Healthy adults, family or friends of ALS patients who are willing to complete a total of two clinic visits across one year, are also welcome. To be eligible, they must have no history of neurological disease but can carry a genetic mutation known to cause ALS, provided they have no disease symptoms.

All enrolled must have internet access in the home and access to either a smartphone or tablet.

Clinics involved with this study, in addition to the Barrow institute, are those also taking part in the Target ALS Postmortem Core and include Columbia University in New YorkGeorgetown University in Washington D.C., and University of California at San Diego. Contact and further site information is available here.

At visits, the researchers will perform clinical exams and collect the biological samples, which will stripped of identifying information and stored for use in future research. Blood samples also will be used to obtain DNA for genetic studies.

The first symptoms of ALS can occur at any age and vary in severity, and they usually include muscle weakness and wasting. Such symptoms can affect how patients speak or breathe. As the disease progresses, patients may experience slurred speech and difficulty in projecting the voice.

To gather data about these problems and how they may correlate with disease biomarkers, the researchers will collect voice samples, which will be recorded at home on a weekly basis as the patients speak to an application installed on a smartphone or tablet.

Every two weeks, about half of the patients and 30 healthy adults also will take at-home measurements of their vital capacity using spirometry, a test that measures how much air can be breathed out in one forced breath.

“There is a growing interest in the use of at home speech analytics to classify and monitor ALS patients, with recent studies indicating the value for these at home measures in both clinical research and clinical trial settings,” the researchers wrote.

“Our study will not only expand upon these early findings but also include at home spirometry measures of vital capacity to evaluate the ability to obtain reliable vital capacity measures at home,” they added.

The trial is sponsored by Target ALS, a research foundation that supports the search for better ALS treatments.

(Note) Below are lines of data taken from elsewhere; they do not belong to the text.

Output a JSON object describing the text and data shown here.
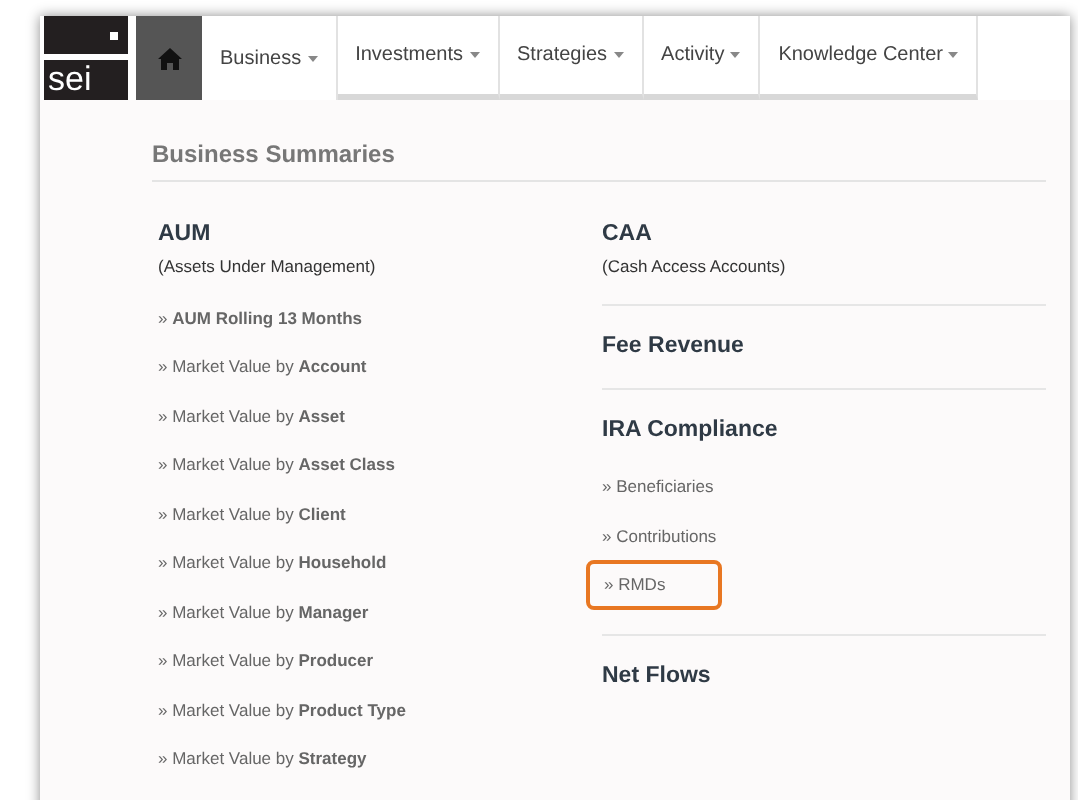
{
  "logo": {
    "text": "sei"
  },
  "nav": [
    {
      "kind": "home",
      "selected": false
    },
    {
      "kind": "menu",
      "label": "Business",
      "selected": true
    },
    {
      "kind": "menu",
      "label": "Investments",
      "selected": false
    },
    {
      "kind": "menu",
      "label": "Strategies",
      "selected": false
    },
    {
      "kind": "menu",
      "label": "Activity",
      "selected": false
    },
    {
      "kind": "menu",
      "label": "Knowledge Center",
      "selected": false
    }
  ],
  "page_title": "Business Summaries",
  "left_column": [
    {
      "title": "AUM",
      "subtitle": "(Assets Under Management)",
      "links": [
        {
          "text": "» **AUM Rolling 13 Months**",
          "highlighted": false
        },
        {
          "text": "» Market Value by **Account**",
          "highlighted": false
        },
        {
          "text": "» Market Value by **Asset**",
          "highlighted": false
        },
        {
          "text": "» Market Value by **Asset Class**",
          "highlighted": false
        },
        {
          "text": "» Market Value by **Client**",
          "highlighted": false
        },
        {
          "text": "» Market Value by **Household**",
          "highlighted": false
        },
        {
          "text": "» Market Value by **Manager**",
          "highlighted": false
        },
        {
          "text": "» Market Value by **Producer**",
          "highlighted": false
        },
        {
          "text": "» Market Value by **Product Type**",
          "highlighted": false
        },
        {
          "text": "» Market Value by **Strategy**",
          "highlighted": false
        }
      ]
    }
  ],
  "right_column": [
    {
      "title": "CAA",
      "subtitle": "(Cash Access Accounts)"
    },
    {
      "title": "Fee Revenue"
    },
    {
      "title": "IRA Compliance",
      "links": [
        {
          "text": "» Beneficiaries",
          "highlighted": false
        },
        {
          "text": "» Contributions",
          "highlighted": false
        },
        {
          "text": "» RMDs",
          "highlighted": true
        }
      ]
    },
    {
      "title": "Net Flows"
    }
  ]
}
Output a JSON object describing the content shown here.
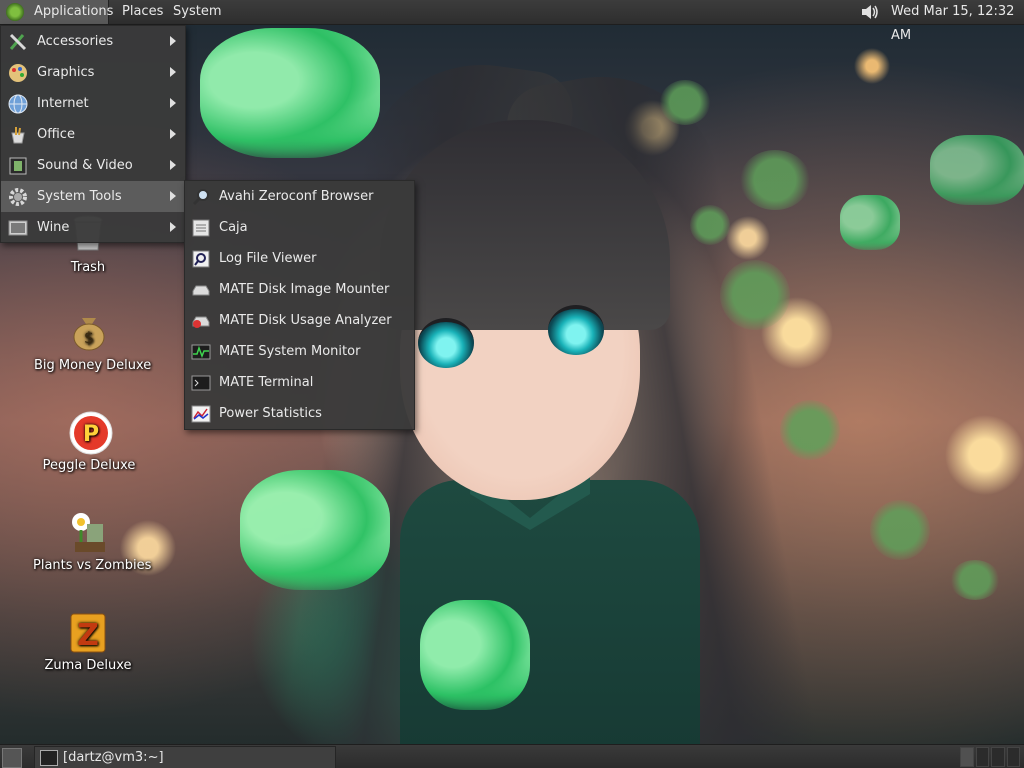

“There is a long history of benefit for biorepositories with linked clinical data to be instrumental in research progress,” the investigators wrote. “Most studies that identify biomarkers or validate biomarkers for human diseases typically require banked samples that are linked to clinical information to determine sensitivity/specificity of the biomarker for that disease or to demonstrate change over course of disease.”